▸ **What you are asked to do**:
Please write out the listing below again in its exact form.

▸ **Listed entries**:
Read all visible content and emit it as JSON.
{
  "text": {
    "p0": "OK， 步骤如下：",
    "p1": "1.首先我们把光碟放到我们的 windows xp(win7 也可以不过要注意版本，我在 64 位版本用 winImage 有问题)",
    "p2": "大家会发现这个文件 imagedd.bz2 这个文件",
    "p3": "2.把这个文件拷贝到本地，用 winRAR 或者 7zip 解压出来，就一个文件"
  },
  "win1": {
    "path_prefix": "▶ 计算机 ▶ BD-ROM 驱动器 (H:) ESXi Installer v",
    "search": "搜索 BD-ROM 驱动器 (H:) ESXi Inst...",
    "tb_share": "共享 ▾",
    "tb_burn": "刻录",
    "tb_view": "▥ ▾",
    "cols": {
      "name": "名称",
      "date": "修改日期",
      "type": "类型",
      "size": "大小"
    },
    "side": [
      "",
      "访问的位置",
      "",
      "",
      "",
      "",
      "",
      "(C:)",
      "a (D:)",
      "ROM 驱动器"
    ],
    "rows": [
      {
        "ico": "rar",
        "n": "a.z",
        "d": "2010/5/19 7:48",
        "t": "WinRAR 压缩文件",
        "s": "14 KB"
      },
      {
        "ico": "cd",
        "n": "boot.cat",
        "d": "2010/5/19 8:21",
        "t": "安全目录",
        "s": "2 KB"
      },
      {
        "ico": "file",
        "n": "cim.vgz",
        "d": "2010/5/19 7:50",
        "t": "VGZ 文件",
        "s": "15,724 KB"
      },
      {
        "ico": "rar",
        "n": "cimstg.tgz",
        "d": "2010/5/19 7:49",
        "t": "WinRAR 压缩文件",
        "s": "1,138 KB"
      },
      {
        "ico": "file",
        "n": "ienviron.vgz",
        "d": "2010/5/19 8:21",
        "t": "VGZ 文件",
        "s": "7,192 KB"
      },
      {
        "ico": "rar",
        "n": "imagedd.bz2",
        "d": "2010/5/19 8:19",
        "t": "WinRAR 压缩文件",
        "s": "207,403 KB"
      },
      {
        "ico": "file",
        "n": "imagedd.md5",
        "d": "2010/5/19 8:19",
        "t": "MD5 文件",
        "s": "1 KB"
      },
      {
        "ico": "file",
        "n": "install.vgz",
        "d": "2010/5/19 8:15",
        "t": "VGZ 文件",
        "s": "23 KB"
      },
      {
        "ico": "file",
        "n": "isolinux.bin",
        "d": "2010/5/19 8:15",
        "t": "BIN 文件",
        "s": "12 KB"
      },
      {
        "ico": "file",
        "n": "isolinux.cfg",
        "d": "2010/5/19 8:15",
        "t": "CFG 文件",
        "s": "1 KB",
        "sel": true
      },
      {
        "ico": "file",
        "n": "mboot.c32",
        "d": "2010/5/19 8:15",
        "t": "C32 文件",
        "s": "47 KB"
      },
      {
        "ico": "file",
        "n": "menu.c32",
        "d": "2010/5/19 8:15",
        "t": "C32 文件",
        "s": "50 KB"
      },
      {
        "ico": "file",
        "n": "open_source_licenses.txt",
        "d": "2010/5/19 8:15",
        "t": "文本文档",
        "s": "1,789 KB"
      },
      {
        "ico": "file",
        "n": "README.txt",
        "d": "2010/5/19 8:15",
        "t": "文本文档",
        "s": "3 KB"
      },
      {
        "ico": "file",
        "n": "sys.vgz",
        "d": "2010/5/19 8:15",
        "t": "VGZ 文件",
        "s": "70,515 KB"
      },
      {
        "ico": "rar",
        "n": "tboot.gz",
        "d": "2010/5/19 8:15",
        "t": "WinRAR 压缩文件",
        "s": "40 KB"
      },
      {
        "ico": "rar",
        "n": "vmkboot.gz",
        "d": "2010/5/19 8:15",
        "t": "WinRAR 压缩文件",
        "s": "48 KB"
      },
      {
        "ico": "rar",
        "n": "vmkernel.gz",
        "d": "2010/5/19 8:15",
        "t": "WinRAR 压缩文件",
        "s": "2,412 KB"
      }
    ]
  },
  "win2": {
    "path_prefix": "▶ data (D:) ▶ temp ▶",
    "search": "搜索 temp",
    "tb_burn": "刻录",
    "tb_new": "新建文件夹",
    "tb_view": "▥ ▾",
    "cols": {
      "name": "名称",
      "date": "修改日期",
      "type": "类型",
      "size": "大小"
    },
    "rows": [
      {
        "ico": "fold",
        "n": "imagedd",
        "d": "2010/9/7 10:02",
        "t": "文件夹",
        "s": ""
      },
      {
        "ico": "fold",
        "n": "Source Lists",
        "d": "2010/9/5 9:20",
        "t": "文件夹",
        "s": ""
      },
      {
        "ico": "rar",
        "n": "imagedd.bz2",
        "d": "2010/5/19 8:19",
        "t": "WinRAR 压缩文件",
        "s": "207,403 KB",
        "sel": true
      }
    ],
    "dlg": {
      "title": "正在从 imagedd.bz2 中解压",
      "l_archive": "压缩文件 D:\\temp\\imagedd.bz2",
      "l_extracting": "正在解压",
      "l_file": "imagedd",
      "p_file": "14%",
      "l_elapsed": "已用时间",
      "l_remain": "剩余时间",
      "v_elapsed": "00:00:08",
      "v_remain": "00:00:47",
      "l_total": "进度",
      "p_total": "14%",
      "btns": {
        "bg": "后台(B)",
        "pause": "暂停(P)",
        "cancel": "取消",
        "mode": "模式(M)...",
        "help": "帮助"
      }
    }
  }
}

▸ **Answer**:
Read all visible content and emit it as JSON.
{
  "text": {
    "p0": "OK， 步骤如下：",
    "p1": "1.首先我们把光碟放到我们的 windows xp(win7 也可以不过要注意版本，我在 64 位版本用 winImage 有问题)",
    "p2": "大家会发现这个文件 imagedd.bz2 这个文件",
    "p3": "2.把这个文件拷贝到本地，用 winRAR 或者 7zip 解压出来，就一个文件"
  },
  "win1": {
    "path_prefix": "▶ 计算机 ▶ BD-ROM 驱动器 (H:) ESXi Installer v",
    "search": "搜索 BD-ROM 驱动器 (H:) ESXi Inst...",
    "tb_share": "共享 ▾",
    "tb_burn": "刻录",
    "tb_view": "▥ ▾",
    "cols": {
      "name": "名称",
      "date": "修改日期",
      "type": "类型",
      "size": "大小"
    },
    "side": [
      "",
      "访问的位置",
      "",
      "",
      "",
      "",
      "",
      "(C:)",
      "a (D:)",
      "ROM 驱动器"
    ],
    "rows": [
      {
        "ico": "rar",
        "n": "a.z",
        "d": "2010/5/19 7:48",
        "t": "WinRAR 压缩文件",
        "s": "14 KB"
      },
      {
        "ico": "cd",
        "n": "boot.cat",
        "d": "2010/5/19 8:21",
        "t": "安全目录",
        "s": "2 KB"
      },
      {
        "ico": "file",
        "n": "cim.vgz",
        "d": "2010/5/19 7:50",
        "t": "VGZ 文件",
        "s": "15,724 KB"
      },
      {
        "ico": "rar",
        "n": "cimstg.tgz",
        "d": "2010/5/19 7:49",
        "t": "WinRAR 压缩文件",
        "s": "1,138 KB"
      },
      {
        "ico": "file",
        "n": "ienviron.vgz",
        "d": "2010/5/19 8:21",
        "t": "VGZ 文件",
        "s": "7,192 KB"
      },
      {
        "ico": "rar",
        "n": "imagedd.bz2",
        "d": "2010/5/19 8:19",
        "t": "WinRAR 压缩文件",
        "s": "207,403 KB"
      },
      {
        "ico": "file",
        "n": "imagedd.md5",
        "d": "2010/5/19 8:19",
        "t": "MD5 文件",
        "s": "1 KB"
      },
      {
        "ico": "file",
        "n": "install.vgz",
        "d": "2010/5/19 8:15",
        "t": "VGZ 文件",
        "s": "23 KB"
      },
      {
        "ico": "file",
        "n": "isolinux.bin",
        "d": "2010/5/19 8:15",
        "t": "BIN 文件",
        "s": "12 KB"
      },
      {
        "ico": "file",
        "n": "isolinux.cfg",
        "d": "2010/5/19 8:15",
        "t": "CFG 文件",
        "s": "1 KB",
        "sel": true
      },
      {
        "ico": "file",
        "n": "mboot.c32",
        "d": "2010/5/19 8:15",
        "t": "C32 文件",
        "s": "47 KB"
      },
      {
        "ico": "file",
        "n": "menu.c32",
        "d": "2010/5/19 8:15",
        "t": "C32 文件",
        "s": "50 KB"
      },
      {
        "ico": "file",
        "n": "open_source_licenses.txt",
        "d": "2010/5/19 8:15",
        "t": "文本文档",
        "s": "1,789 KB"
      },
      {
        "ico": "file",
        "n": "README.txt",
        "d": "2010/5/19 8:15",
        "t": "文本文档",
        "s": "3 KB"
      },
      {
        "ico": "file",
        "n": "sys.vgz",
        "d": "2010/5/19 8:15",
        "t": "VGZ 文件",
        "s": "70,515 KB"
      },
      {
        "ico": "rar",
        "n": "tboot.gz",
        "d": "2010/5/19 8:15",
        "t": "WinRAR 压缩文件",
        "s": "40 KB"
      },
      {
        "ico": "rar",
        "n": "vmkboot.gz",
        "d": "2010/5/19 8:15",
        "t": "WinRAR 压缩文件",
        "s": "48 KB"
      },
      {
        "ico": "rar",
        "n": "vmkernel.gz",
        "d": "2010/5/19 8:15",
        "t": "WinRAR 压缩文件",
        "s": "2,412 KB"
      }
    ]
  },
  "win2": {
    "path_prefix": "▶ data (D:) ▶ temp ▶",
    "search": "搜索 temp",
    "tb_burn": "刻录",
    "tb_new": "新建文件夹",
    "tb_view": "▥ ▾",
    "cols": {
      "name": "名称",
      "date": "修改日期",
      "type": "类型",
      "size": "大小"
    },
    "rows": [
      {
        "ico": "fold",
        "n": "imagedd",
        "d": "2010/9/7 10:02",
        "t": "文件夹",
        "s": ""
      },
      {
        "ico": "fold",
        "n": "Source Lists",
        "d": "2010/9/5 9:20",
        "t": "文件夹",
        "s": ""
      },
      {
        "ico": "rar",
        "n": "imagedd.bz2",
        "d": "2010/5/19 8:19",
        "t": "WinRAR 压缩文件",
        "s": "207,403 KB",
        "sel": true
      }
    ],
    "dlg": {
      "title": "正在从 imagedd.bz2 中解压",
      "l_archive": "压缩文件 D:\\temp\\imagedd.bz2",
      "l_extracting": "正在解压",
      "l_file": "imagedd",
      "p_file": "14%",
      "l_elapsed": "已用时间",
      "l_remain": "剩余时间",
      "v_elapsed": "00:00:08",
      "v_remain": "00:00:47",
      "l_total": "进度",
      "p_total": "14%",
      "btns": {
        "bg": "后台(B)",
        "pause": "暂停(P)",
        "cancel": "取消",
        "mode": "模式(M)...",
        "help": "帮助"
      }
    }
  }
}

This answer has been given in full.